**WHAT IS BEING ASKED:**
Copy the records exactly. Include every line.

**TASK INPUTS:**
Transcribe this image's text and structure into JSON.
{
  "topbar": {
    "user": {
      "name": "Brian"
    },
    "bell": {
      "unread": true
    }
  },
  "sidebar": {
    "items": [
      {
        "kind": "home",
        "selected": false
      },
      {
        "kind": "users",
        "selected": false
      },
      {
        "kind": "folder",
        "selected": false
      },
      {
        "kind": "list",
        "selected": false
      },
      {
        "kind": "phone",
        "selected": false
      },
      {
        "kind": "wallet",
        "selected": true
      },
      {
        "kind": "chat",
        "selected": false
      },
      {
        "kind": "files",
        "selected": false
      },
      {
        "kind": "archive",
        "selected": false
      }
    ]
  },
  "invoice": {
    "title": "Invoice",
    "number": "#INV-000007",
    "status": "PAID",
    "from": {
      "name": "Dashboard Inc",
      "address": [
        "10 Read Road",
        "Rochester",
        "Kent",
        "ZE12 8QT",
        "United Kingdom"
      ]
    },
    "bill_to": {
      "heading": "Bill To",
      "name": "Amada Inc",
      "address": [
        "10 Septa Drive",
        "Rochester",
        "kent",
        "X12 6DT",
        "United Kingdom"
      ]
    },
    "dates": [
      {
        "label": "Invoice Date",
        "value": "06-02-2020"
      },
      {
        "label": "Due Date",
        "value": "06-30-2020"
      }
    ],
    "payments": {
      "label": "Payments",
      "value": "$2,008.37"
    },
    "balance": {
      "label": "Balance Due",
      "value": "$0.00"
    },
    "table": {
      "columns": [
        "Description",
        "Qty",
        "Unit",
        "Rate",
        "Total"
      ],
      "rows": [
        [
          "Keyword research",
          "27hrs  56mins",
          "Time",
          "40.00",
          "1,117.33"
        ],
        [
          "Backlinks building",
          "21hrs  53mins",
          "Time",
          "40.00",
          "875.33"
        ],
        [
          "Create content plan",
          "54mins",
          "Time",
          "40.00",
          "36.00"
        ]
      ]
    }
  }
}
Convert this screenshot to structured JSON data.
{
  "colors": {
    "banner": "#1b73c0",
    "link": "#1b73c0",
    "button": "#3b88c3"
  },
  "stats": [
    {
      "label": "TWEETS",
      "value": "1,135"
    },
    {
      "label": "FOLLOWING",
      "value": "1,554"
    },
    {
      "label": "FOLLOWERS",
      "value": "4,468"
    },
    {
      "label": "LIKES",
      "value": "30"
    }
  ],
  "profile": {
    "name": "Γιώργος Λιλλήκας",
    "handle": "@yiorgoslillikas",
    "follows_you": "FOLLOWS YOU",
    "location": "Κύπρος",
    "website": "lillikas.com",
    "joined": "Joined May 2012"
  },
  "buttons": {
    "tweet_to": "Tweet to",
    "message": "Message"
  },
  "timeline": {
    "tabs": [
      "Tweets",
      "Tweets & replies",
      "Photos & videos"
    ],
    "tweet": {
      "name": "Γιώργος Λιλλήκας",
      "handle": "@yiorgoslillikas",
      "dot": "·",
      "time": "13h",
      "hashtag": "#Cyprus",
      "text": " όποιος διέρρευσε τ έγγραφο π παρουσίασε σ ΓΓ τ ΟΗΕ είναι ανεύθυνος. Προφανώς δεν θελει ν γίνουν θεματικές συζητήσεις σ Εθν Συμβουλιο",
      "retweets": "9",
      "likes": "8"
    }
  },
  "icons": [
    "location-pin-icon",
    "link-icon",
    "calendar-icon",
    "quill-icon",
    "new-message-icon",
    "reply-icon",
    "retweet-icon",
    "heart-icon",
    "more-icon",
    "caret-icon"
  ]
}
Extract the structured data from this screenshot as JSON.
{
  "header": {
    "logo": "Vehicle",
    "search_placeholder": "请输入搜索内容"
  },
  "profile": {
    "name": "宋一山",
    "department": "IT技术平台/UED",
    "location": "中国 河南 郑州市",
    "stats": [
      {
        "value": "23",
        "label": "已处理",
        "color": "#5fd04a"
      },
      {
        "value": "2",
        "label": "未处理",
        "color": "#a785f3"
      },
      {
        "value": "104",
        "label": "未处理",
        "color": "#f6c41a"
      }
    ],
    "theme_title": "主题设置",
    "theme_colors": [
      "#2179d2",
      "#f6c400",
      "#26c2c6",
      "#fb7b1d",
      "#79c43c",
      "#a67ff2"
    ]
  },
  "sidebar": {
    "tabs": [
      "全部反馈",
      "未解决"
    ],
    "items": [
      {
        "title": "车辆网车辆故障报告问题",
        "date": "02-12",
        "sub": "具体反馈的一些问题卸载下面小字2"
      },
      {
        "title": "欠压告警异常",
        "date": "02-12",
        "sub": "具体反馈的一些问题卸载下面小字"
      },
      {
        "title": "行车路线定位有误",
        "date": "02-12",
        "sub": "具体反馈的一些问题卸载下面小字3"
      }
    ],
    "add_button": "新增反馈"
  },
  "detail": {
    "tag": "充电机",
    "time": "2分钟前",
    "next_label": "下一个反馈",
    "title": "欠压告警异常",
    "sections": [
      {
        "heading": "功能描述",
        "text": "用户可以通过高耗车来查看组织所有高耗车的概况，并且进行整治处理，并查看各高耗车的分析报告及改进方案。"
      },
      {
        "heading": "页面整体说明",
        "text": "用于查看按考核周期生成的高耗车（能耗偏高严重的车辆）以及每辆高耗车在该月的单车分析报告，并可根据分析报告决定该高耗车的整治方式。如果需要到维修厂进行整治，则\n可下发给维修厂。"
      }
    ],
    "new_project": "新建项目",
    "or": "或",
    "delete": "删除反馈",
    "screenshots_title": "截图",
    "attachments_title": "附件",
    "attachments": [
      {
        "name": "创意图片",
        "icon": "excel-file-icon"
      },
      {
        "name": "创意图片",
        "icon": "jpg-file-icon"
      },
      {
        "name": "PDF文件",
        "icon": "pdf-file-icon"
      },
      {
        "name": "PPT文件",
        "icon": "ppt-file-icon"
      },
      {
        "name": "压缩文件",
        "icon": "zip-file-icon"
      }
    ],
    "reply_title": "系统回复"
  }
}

**TASK RESULT:**
Transcribe this image's text and structure into JSON.
{
  "topbar": {
    "user": {
      "name": "Brian"
    },
    "bell": {
      "unread": true
    }
  },
  "sidebar": {
    "items": [
      {
        "kind": "home",
        "selected": false
      },
      {
        "kind": "users",
        "selected": false
      },
      {
        "kind": "folder",
        "selected": false
      },
      {
        "kind": "list",
        "selected": false
      },
      {
        "kind": "phone",
        "selected": false
      },
      {
        "kind": "wallet",
        "selected": true
      },
      {
        "kind": "chat",
        "selected": false
      },
      {
        "kind": "files",
        "selected": false
      },
      {
        "kind": "archive",
        "selected": false
      }
    ]
  },
  "invoice": {
    "title": "Invoice",
    "number": "#INV-000007",
    "status": "PAID",
    "from": {
      "name": "Dashboard Inc",
      "address": [
        "10 Read Road",
        "Rochester",
        "Kent",
        "ZE12 8QT",
        "United Kingdom"
      ]
    },
    "bill_to": {
      "heading": "Bill To",
      "name": "Amada Inc",
      "address": [
        "10 Septa Drive",
        "Rochester",
        "kent",
        "X12 6DT",
        "United Kingdom"
      ]
    },
    "dates": [
      {
        "label": "Invoice Date",
        "value": "06-02-2020"
      },
      {
        "label": "Due Date",
        "value": "06-30-2020"
      }
    ],
    "payments": {
      "label": "Payments",
      "value": "$2,008.37"
    },
    "balance": {
      "label": "Balance Due",
      "value": "$0.00"
    },
    "table": {
      "columns": [
        "Description",
        "Qty",
        "Unit",
        "Rate",
        "Total"
      ],
      "rows": [
        [
          "Keyword research",
          "27hrs  56mins",
          "Time",
          "40.00",
          "1,117.33"
        ],
        [
          "Backlinks building",
          "21hrs  53mins",
          "Time",
          "40.00",
          "875.33"
        ],
        [
          "Create content plan",
          "54mins",
          "Time",
          "40.00",
          "36.00"
        ]
      ]
    }
  }
}
Convert this screenshot to structured JSON data.
{
  "colors": {
    "banner": "#1b73c0",
    "link": "#1b73c0",
    "button": "#3b88c3"
  },
  "stats": [
    {
      "label": "TWEETS",
      "value": "1,135"
    },
    {
      "label": "FOLLOWING",
      "value": "1,554"
    },
    {
      "label": "FOLLOWERS",
      "value": "4,468"
    },
    {
      "label": "LIKES",
      "value": "30"
    }
  ],
  "profile": {
    "name": "Γιώργος Λιλλήκας",
    "handle": "@yiorgoslillikas",
    "follows_you": "FOLLOWS YOU",
    "location": "Κύπρος",
    "website": "lillikas.com",
    "joined": "Joined May 2012"
  },
  "buttons": {
    "tweet_to": "Tweet to",
    "message": "Message"
  },
  "timeline": {
    "tabs": [
      "Tweets",
      "Tweets & replies",
      "Photos & videos"
    ],
    "tweet": {
      "name": "Γιώργος Λιλλήκας",
      "handle": "@yiorgoslillikas",
      "dot": "·",
      "time": "13h",
      "hashtag": "#Cyprus",
      "text": " όποιος διέρρευσε τ έγγραφο π παρουσίασε σ ΓΓ τ ΟΗΕ είναι ανεύθυνος. Προφανώς δεν θελει ν γίνουν θεματικές συζητήσεις σ Εθν Συμβουλιο",
      "retweets": "9",
      "likes": "8"
    }
  },
  "icons": [
    "location-pin-icon",
    "link-icon",
    "calendar-icon",
    "quill-icon",
    "new-message-icon",
    "reply-icon",
    "retweet-icon",
    "heart-icon",
    "more-icon",
    "caret-icon"
  ]
}
Extract the structured data from this screenshot as JSON.
{
  "header": {
    "logo": "Vehicle",
    "search_placeholder": "请输入搜索内容"
  },
  "profile": {
    "name": "宋一山",
    "department": "IT技术平台/UED",
    "location": "中国 河南 郑州市",
    "stats": [
      {
        "value": "23",
        "label": "已处理",
        "color": "#5fd04a"
      },
      {
        "value": "2",
        "label": "未处理",
        "color": "#a785f3"
      },
      {
        "value": "104",
        "label": "未处理",
        "color": "#f6c41a"
      }
    ],
    "theme_title": "主题设置",
    "theme_colors": [
      "#2179d2",
      "#f6c400",
      "#26c2c6",
      "#fb7b1d",
      "#79c43c",
      "#a67ff2"
    ]
  },
  "sidebar": {
    "tabs": [
      "全部反馈",
      "未解决"
    ],
    "items": [
      {
        "title": "车辆网车辆故障报告问题",
        "date": "02-12",
        "sub": "具体反馈的一些问题卸载下面小字2"
      },
      {
        "title": "欠压告警异常",
        "date": "02-12",
        "sub": "具体反馈的一些问题卸载下面小字"
      },
      {
        "title": "行车路线定位有误",
        "date": "02-12",
        "sub": "具体反馈的一些问题卸载下面小字3"
      }
    ],
    "add_button": "新增反馈"
  },
  "detail": {
    "tag": "充电机",
    "time": "2分钟前",
    "next_label": "下一个反馈",
    "title": "欠压告警异常",
    "sections": [
      {
        "heading": "功能描述",
        "text": "用户可以通过高耗车来查看组织所有高耗车的概况，并且进行整治处理，并查看各高耗车的分析报告及改进方案。"
      },
      {
        "heading": "页面整体说明",
        "text": "用于查看按考核周期生成的高耗车（能耗偏高严重的车辆）以及每辆高耗车在该月的单车分析报告，并可根据分析报告决定该高耗车的整治方式。如果需要到维修厂进行整治，则\n可下发给维修厂。"
      }
    ],
    "new_project": "新建项目",
    "or": "或",
    "delete": "删除反馈",
    "screenshots_title": "截图",
    "attachments_title": "附件",
    "attachments": [
      {
        "name": "创意图片",
        "icon": "excel-file-icon"
      },
      {
        "name": "创意图片",
        "icon": "jpg-file-icon"
      },
      {
        "name": "PDF文件",
        "icon": "pdf-file-icon"
      },
      {
        "name": "PPT文件",
        "icon": "ppt-file-icon"
      },
      {
        "name": "压缩文件",
        "icon": "zip-file-icon"
      }
    ],
    "reply_title": "系统回复"
  }
}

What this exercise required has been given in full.